### [EXERCISE DESCRIPTION]
Your answer is one number: the count of lines below that hold the word "shortcut".
* * * * *
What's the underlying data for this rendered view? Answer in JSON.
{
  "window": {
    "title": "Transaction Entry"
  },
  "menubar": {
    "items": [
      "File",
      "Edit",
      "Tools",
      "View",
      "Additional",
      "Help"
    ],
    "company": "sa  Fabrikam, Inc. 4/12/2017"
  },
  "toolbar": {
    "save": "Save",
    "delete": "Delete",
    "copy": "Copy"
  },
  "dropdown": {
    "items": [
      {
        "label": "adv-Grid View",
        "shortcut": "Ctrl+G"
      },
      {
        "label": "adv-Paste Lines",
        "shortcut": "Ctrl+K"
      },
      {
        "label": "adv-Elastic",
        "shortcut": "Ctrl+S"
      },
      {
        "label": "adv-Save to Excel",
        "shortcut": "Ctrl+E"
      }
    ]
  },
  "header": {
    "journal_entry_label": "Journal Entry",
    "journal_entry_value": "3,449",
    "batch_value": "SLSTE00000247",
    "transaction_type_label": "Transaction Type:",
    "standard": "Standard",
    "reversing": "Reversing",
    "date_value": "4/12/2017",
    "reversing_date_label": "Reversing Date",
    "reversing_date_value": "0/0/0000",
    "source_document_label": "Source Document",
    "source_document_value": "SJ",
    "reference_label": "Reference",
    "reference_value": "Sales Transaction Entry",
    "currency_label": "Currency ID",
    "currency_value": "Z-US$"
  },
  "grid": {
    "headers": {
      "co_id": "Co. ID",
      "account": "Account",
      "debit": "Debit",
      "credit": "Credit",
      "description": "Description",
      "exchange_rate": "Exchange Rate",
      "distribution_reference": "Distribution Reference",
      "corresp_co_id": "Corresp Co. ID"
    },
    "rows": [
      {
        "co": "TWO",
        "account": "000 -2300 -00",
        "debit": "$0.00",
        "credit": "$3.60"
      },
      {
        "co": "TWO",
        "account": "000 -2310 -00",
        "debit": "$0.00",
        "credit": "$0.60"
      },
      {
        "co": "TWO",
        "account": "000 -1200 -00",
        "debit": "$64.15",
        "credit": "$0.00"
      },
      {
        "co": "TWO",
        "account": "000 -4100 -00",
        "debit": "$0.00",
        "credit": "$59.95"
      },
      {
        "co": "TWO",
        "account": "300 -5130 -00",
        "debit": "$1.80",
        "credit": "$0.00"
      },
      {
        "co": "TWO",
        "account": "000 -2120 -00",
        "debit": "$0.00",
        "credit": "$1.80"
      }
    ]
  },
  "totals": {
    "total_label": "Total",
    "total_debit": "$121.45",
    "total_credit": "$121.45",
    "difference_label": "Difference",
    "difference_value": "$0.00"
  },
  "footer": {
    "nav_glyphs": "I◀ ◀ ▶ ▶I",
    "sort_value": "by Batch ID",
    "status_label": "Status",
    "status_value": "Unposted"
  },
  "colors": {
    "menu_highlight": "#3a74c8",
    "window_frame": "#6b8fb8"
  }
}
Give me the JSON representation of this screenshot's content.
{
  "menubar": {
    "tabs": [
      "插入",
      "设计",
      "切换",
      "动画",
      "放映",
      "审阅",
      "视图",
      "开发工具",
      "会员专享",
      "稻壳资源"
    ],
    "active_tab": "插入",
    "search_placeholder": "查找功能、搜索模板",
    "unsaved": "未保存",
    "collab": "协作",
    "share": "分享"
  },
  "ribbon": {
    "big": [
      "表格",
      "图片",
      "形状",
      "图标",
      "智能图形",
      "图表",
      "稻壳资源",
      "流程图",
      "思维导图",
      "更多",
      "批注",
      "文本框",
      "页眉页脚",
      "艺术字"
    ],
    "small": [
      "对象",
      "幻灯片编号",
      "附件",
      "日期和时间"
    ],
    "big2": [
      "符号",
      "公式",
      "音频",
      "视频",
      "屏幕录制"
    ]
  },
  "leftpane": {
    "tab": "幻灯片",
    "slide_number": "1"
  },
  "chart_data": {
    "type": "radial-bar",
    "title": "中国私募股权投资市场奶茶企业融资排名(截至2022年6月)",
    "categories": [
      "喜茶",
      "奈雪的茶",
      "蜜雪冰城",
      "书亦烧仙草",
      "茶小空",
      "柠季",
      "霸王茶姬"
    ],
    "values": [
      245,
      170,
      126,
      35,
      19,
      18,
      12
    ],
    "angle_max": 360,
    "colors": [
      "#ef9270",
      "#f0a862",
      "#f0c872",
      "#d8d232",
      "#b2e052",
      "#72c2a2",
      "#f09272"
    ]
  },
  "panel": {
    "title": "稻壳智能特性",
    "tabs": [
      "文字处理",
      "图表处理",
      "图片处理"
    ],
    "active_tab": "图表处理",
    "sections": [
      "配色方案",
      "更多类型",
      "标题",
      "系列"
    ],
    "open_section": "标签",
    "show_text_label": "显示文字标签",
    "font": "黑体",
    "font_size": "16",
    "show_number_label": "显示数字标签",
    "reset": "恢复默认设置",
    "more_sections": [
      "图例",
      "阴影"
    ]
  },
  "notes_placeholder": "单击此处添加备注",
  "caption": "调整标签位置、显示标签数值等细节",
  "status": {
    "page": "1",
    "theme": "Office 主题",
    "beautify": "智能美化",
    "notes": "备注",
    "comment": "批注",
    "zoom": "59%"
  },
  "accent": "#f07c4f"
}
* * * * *
### [RESULT FOR THIS TASK]
4